- thoughts about suicide or dying
- attempts to commit suicide
- new or worse depression
- new or worse anxiety
- feeling very agitated or restless
- panic attacks
- trouble sleeping (insomnia)
- new or worse irritability
- acting aggressive, being angry, or violent
- acting on dangerous impulses
- an extreme increase in activity and talking (mania)
- other unusual changes in behavior or mood
Only some people are at risk for these problems. You may want to undergo an eye examination to see if you are at risk and receive preventative treatment if you are.
Who should not take Anafranil?
Do not take Anafranil if you:
- take a monoamine oxidase inhibitor (MAOI). Ask your healthcare provider or pharmacist if you are not sure if you take an MAOI, including the antibiotic linezolid.
o Do not take an MAOI within 2 weeks of stopping Anafranil unless directed to do so by your physician.
o Do not start Anafranil if you stopped taking an MAOI in the last 2 weeks unless directed to do so by your physician.
What else do I need to know about antidepressant medicines?
- Never stop an antidepressant medicine without first talking to a healthcare provider. Stopping an antidepressant medicine suddenly can cause other symptoms.
- Antidepressants are medicines used to treat depression and other illnesses. It is important to discuss all the risks of treating depression and also the risks of not treating it. Patients and their families or other caregivers should discuss all treatment choices with the healthcare provider, not just the use of antidepressants.
- Antidepressant medicines have other side effects. Talk to the healthcare provider about the side effects of the medicine prescribed for you or your family member.
- Antidepressant medicines can interact with other medicines. Know all of the medicines that you or your family member takes. Keep a list of all medicines to show the healthcare provider. Do not start new medicines without first checking with your healthcare provider.
- Not all antidepressant medicines prescribed for children are FDA approved for use in children. Talk to your child’s healthcare provider for more information.
Call your doctor for medical advice about side effects.
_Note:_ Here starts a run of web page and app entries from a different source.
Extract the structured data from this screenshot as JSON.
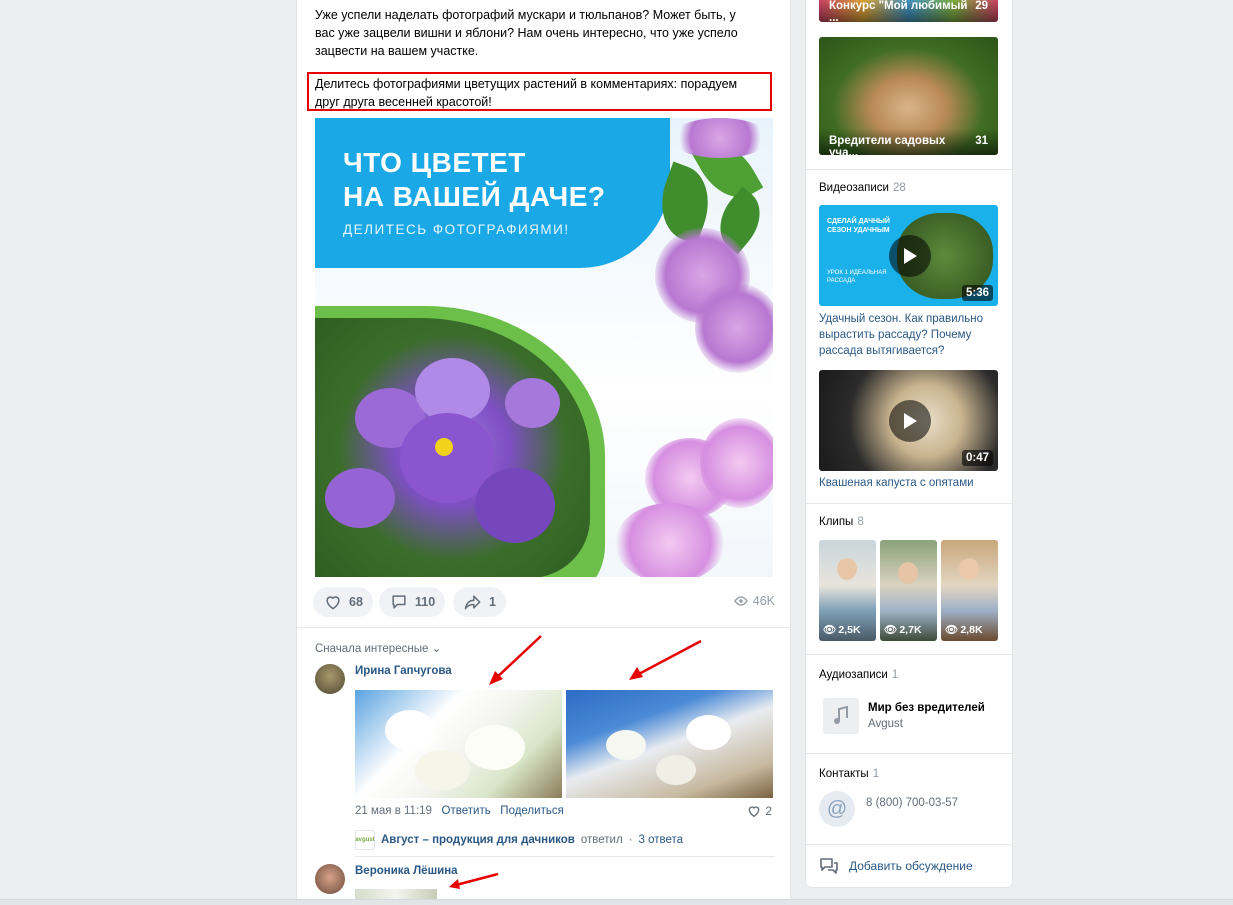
{
  "post": {
    "text_line1": "Уже успели наделать фотографий мускари и тюльпанов? Может быть, у вас уже зацвели вишни и яблони? Нам очень интересно, что уже успело зацвести на вашем участке.",
    "text_highlighted": "Делитесь фотографиями цветущих растений в комментариях: порадуем друг друга весенней красотой!",
    "image_title_line1": "ЧТО ЦВЕТЕТ",
    "image_title_line2": "НА ВАШЕЙ ДАЧЕ?",
    "image_subtitle": "ДЕЛИТЕСЬ ФОТОГРАФИЯМИ!",
    "likes": "68",
    "comments": "110",
    "shares": "1",
    "views": "46K",
    "colors": {
      "highlight_border": "#e60000",
      "banner": "#1aa8e6",
      "accent_link": "#2a5885"
    }
  },
  "comments": {
    "sort_label": "Сначала интересные",
    "items": [
      {
        "author": "Ирина Гапчугова",
        "date": "21 мая в 11:19",
        "reply_label": "Ответить",
        "share_label": "Поделиться",
        "likes": "2",
        "reply_author": "Август – продукция для дачников",
        "reply_verb": "ответил",
        "reply_count": "3 ответа"
      },
      {
        "author": "Вероника Лёшина"
      }
    ]
  },
  "sidebar": {
    "albums": [
      {
        "title": "Конкурс \"Мой любимый ...",
        "count": "29"
      },
      {
        "title": "Вредители садовых уча...",
        "count": "31"
      }
    ],
    "videos": {
      "heading": "Видеозаписи",
      "count": "28",
      "items": [
        {
          "title": "Удачный сезон. Как правильно вырастить рассаду? Почему рассада вытягивается?",
          "duration": "5:36",
          "thumb_text": "СДЕЛАЙ ДАЧНЫЙ СЕЗОН УДАЧНЫМ",
          "thumb_sub": "УРОК 1 ИДЕАЛЬНАЯ РАССАДА"
        },
        {
          "title": "Квашеная капуста с опятами",
          "duration": "0:47"
        }
      ]
    },
    "clips": {
      "heading": "Клипы",
      "count": "8",
      "items": [
        {
          "views": "2,5K"
        },
        {
          "views": "2,7K"
        },
        {
          "views": "2,8K"
        }
      ]
    },
    "audio": {
      "heading": "Аудиозаписи",
      "count": "1",
      "title": "Мир без вредителей",
      "artist": "Avgust"
    },
    "contacts": {
      "heading": "Контакты",
      "count": "1",
      "phone": "8 (800) 700-03-57"
    },
    "discussion_label": "Добавить обсуждение"
  }
}
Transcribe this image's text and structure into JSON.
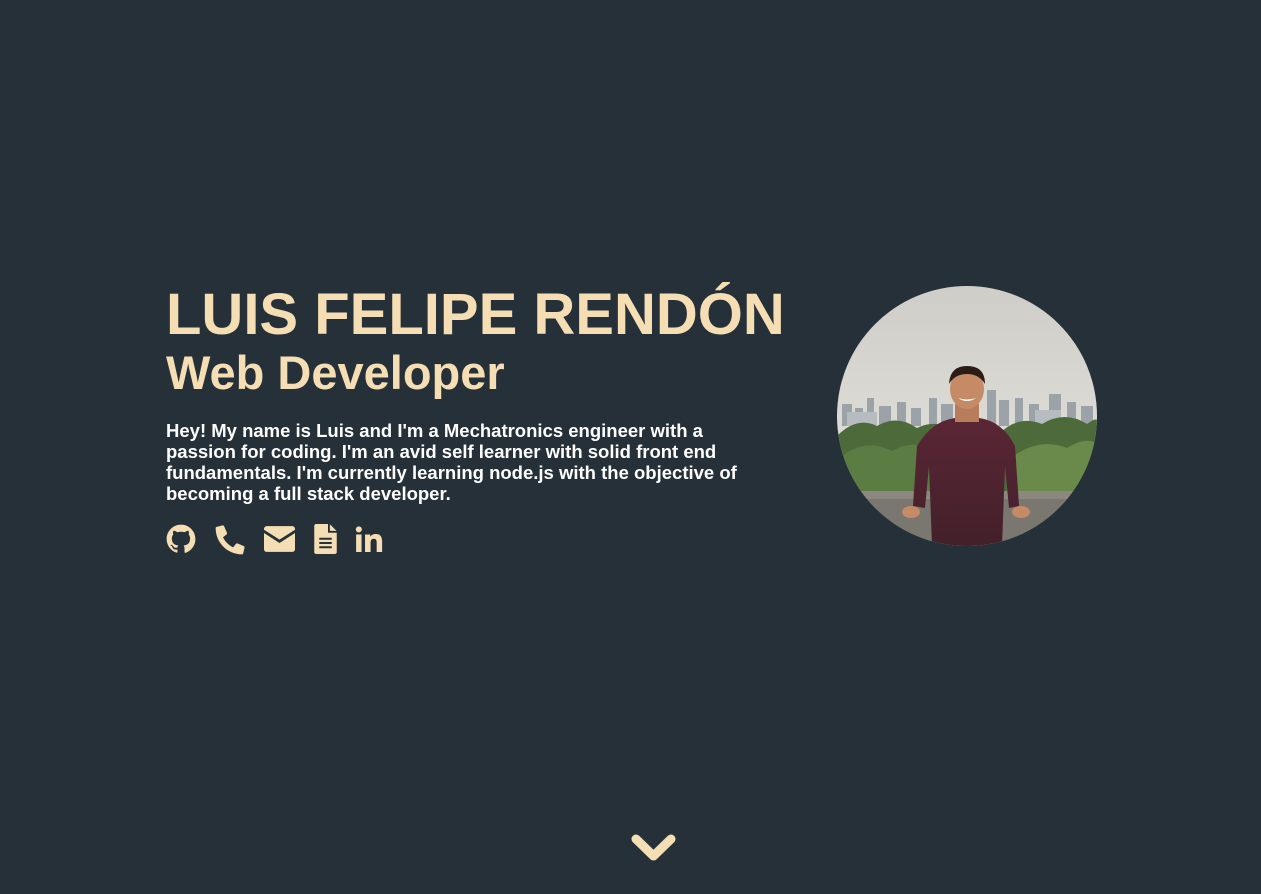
{
  "hero": {
    "name": "LUIS FELIPE RENDÓN",
    "role": "Web Developer",
    "bio": "Hey! My name is Luis and I'm a Mechatronics engineer with a passion for coding. I'm an avid self learner with solid front end fundamentals. I'm currently learning node.js with the objective of becoming a full stack developer."
  },
  "socials": [
    {
      "icon": "github-icon"
    },
    {
      "icon": "phone-icon"
    },
    {
      "icon": "envelope-icon"
    },
    {
      "icon": "document-icon"
    },
    {
      "icon": "linkedin-icon"
    }
  ],
  "photo": {
    "icon": "profile-photo"
  },
  "scroll": {
    "icon": "chevron-down-icon"
  },
  "colors": {
    "background": "#263038",
    "accent": "#f5deb3",
    "text": "#ffffff"
  }
}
You may report side effects to FDA at 1-800-FDA-1088.
This Medication Guide has been approved by the U.S. Food and Drug Administration.
Mallinckrodt, the “M” brand mark, the Mallinckrodt Pharmaceuticals logo and other brands are trademarks of a Mallinckrodt company.
© 2014 Mallinckrodt.
Whitby, Ontario, Canada
for Mallinckrodt Inc.
Hazelwood, MO 63042 USA
Related articles across the web
- Here’s what it’s really like to have obsessive-compulsive disorder
- What Does the FDA Have to Say About Supplements?
- Seven months.
- Protocol for a Diaper Change or Open Heart Surgery?
- Morning Roundup: Urban Meyer on dealing with mental illness | Apple Maps adds COTA | Homestead Beer honored | Pawpaws and beer
A previous article entitled APLENZIN-(bupropion hydrobromide) provides information... Abnormal thoughts, abuse prescription medicines ve Aggressive
- WELLBUTRIN® Tablets (WELL byu-trin)- (bupropion hydrochloride) (0)
- APLENZIN-(bupropion hydrobromide) (0)
- TRINTELLIX [trin’-tel-ix] (vortioxetine) (0)
- PRISTIQ® (pris-TEEK) (desvenlafaxine) (0)
- FORFIVO XL® (0)
- OleptroTM (Oh-LEP-troe) (0)
- FETZIMA® (fet-ZEE-muh) (levomilnacipran) (0)
- SEROQUEL (quetiapine fumarate) Tablets – Medication Guide (0)
- Sabril®- Vigabatrin (0)
- PEXEVA® (pex-EE-va) (paroxetine mesylate) (0)
Tags: acting aggressive, all risks and benefits of treatment with antidepressant medicines, all treatment choices for depression, Anafranil, antibiotic linezolid, Antidepressant Drugs, Antidepressant medicines, antiobsessional drug, attempts to commit suicide, behaviors, being angry, Changes in vision, clomipramine hydrochloride, depression, dibenzazepine, Eye pain, feeling very agitated or restless, feelings, insomnia, major depressive disorder, mania, MAOI, MDD, monoamine oxidase inhibitor, mood, new or worse anxiety, new or worse depression, new or worse irritability, obsessive-compulsive disorder, OCD, panic attacks, serious mental illnesses, suicidal thoughts, Suicidality, thoughts, thoughts about suicide or dying, Tricyclic antidepressants